DATA SECTION =
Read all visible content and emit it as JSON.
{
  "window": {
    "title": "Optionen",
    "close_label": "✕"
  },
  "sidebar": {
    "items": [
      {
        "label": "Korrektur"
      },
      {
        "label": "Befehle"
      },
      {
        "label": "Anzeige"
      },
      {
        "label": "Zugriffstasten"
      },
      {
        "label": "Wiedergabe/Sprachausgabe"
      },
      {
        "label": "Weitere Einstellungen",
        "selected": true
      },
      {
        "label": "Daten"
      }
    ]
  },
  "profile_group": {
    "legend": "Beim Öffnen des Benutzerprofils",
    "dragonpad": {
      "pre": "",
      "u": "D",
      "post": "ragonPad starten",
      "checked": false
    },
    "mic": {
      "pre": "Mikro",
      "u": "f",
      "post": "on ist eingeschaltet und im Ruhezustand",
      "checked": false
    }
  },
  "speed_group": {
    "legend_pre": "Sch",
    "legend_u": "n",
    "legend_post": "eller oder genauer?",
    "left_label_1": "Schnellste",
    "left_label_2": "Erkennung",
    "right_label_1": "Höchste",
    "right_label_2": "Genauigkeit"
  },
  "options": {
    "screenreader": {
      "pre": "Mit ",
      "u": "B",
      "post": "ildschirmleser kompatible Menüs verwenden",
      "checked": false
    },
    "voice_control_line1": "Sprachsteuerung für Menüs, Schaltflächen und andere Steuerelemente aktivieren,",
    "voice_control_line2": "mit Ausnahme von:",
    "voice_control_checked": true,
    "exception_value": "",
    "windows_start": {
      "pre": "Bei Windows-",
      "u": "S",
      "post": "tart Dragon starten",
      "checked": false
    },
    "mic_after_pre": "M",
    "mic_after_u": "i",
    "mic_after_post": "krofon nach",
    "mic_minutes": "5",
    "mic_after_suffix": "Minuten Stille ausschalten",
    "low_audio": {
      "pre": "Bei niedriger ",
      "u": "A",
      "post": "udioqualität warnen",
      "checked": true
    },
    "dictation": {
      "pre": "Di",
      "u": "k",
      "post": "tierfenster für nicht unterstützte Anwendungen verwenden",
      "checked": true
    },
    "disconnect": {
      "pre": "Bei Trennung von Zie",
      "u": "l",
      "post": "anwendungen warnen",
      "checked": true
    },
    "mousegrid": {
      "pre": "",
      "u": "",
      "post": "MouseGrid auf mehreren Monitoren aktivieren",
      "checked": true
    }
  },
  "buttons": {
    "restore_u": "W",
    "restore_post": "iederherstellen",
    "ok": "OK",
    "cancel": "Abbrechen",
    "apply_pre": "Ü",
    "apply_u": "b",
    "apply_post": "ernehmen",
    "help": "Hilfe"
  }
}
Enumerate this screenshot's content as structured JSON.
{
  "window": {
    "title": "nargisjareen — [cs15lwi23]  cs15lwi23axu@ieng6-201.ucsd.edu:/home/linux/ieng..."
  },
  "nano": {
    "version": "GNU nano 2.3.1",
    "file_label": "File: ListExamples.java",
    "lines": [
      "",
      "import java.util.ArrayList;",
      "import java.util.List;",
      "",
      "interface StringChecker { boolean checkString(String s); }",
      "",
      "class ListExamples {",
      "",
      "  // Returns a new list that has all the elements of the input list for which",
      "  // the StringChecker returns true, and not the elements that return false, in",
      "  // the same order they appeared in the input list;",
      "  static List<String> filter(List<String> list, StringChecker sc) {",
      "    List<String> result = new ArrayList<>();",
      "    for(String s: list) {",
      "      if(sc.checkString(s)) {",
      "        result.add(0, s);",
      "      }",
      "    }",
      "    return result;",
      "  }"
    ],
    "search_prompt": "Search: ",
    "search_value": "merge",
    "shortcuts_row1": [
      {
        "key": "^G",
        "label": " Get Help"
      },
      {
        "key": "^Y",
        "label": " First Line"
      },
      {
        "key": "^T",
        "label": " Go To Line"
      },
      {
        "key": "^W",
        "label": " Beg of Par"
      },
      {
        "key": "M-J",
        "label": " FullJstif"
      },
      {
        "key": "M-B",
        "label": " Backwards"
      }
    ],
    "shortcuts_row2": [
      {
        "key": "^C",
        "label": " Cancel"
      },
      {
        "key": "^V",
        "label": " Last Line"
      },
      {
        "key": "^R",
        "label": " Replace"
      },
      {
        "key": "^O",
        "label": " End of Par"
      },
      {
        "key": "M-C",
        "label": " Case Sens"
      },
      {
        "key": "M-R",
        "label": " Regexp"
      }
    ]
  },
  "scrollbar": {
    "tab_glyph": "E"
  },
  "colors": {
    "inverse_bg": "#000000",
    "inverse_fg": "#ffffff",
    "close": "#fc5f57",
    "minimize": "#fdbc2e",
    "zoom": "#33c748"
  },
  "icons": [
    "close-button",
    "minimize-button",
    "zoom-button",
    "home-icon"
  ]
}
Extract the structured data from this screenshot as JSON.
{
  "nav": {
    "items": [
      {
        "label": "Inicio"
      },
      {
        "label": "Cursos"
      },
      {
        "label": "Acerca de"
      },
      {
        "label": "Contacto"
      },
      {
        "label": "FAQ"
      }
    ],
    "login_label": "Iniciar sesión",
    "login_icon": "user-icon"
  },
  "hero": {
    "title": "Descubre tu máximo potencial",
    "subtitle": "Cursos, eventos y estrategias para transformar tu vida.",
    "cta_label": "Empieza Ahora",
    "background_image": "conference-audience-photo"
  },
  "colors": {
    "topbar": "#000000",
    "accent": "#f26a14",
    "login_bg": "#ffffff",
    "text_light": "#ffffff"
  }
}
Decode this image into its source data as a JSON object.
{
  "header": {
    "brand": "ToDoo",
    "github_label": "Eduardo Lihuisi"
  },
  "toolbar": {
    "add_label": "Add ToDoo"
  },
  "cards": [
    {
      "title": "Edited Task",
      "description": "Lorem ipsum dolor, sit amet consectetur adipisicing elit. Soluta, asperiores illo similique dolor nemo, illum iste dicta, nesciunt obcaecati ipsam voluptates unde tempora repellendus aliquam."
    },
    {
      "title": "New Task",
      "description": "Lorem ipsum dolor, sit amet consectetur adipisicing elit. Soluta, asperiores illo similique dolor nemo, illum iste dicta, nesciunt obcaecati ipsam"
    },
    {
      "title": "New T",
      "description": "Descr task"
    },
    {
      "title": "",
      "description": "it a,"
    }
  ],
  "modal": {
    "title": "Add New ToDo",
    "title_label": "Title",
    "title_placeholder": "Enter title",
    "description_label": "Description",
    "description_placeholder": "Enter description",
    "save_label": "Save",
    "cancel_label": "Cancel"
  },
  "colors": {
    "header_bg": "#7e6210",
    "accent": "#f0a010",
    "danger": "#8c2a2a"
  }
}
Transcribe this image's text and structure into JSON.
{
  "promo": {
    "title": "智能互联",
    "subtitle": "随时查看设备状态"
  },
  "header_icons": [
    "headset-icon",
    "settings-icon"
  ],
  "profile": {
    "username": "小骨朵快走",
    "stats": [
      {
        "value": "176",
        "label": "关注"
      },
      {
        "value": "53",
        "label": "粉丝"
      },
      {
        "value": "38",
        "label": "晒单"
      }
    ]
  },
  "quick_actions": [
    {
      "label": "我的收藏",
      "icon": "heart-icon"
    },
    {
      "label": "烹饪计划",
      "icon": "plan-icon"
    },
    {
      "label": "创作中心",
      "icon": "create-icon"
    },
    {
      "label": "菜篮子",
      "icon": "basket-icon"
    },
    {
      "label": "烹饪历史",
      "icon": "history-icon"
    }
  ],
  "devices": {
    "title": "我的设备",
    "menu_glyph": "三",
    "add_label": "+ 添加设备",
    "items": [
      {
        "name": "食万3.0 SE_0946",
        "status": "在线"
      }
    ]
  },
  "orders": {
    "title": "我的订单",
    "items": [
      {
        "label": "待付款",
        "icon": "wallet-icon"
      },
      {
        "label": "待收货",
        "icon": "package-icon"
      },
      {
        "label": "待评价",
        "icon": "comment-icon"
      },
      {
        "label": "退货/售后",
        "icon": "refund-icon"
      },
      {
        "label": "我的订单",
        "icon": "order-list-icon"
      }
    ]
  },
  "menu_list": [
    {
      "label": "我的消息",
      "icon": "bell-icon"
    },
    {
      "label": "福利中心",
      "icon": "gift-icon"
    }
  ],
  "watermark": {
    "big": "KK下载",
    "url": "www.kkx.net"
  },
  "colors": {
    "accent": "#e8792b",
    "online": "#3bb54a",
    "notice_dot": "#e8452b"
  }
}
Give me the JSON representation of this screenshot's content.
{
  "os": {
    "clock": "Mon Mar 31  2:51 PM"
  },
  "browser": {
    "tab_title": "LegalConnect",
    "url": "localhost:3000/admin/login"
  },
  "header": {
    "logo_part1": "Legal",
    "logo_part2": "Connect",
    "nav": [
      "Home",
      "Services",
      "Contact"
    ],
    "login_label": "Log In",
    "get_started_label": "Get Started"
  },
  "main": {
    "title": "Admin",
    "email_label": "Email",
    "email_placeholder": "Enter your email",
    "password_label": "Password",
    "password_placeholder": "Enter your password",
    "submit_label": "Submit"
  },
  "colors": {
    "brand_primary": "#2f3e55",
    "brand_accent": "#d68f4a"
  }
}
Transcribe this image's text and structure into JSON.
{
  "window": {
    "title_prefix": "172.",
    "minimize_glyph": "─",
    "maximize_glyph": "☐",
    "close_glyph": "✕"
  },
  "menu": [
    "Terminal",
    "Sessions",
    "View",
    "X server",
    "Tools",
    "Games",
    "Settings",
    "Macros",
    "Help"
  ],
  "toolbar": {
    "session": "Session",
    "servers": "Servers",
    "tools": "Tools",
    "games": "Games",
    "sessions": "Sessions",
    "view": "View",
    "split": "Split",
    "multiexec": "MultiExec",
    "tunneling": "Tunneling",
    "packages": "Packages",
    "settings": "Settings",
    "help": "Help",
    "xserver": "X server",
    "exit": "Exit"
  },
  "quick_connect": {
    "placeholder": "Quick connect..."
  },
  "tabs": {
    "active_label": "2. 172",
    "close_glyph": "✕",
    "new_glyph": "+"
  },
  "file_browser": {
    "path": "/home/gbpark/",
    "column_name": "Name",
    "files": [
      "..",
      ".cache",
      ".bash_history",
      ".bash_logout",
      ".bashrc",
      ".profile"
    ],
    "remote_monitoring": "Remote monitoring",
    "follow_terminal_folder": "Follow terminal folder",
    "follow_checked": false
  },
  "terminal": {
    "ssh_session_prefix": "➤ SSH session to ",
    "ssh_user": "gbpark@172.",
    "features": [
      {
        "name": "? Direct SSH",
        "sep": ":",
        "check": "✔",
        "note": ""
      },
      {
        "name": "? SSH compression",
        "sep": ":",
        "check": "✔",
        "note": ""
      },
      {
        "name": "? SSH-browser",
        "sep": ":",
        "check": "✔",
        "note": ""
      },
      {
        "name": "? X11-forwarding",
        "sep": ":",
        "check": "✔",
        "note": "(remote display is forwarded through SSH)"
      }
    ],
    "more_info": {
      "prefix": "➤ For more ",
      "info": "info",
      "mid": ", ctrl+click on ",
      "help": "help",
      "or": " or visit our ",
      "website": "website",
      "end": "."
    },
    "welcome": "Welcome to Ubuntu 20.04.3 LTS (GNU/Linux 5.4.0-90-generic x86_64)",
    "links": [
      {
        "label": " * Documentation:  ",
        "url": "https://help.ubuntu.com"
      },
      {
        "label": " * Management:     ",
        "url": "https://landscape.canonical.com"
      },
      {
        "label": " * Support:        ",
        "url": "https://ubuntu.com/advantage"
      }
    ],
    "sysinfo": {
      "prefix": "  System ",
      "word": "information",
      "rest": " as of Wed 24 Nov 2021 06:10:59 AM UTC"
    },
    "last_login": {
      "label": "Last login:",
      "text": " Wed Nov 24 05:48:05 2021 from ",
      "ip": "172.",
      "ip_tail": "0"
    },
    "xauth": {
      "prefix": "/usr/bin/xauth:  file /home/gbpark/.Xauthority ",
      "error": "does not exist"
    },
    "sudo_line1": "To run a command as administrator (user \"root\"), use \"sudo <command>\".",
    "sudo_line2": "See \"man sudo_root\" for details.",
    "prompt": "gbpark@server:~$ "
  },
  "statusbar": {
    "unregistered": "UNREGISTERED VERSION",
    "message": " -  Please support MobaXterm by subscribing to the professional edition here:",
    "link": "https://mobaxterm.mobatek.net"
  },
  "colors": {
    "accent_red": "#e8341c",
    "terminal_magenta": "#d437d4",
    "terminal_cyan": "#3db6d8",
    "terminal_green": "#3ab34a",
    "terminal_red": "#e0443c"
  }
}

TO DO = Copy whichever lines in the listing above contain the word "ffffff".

YOUR RESPONSE =
    "inverse_fg": "#ffffff",
    "login_bg": "#ffffff",
    "text_light": "#ffffff"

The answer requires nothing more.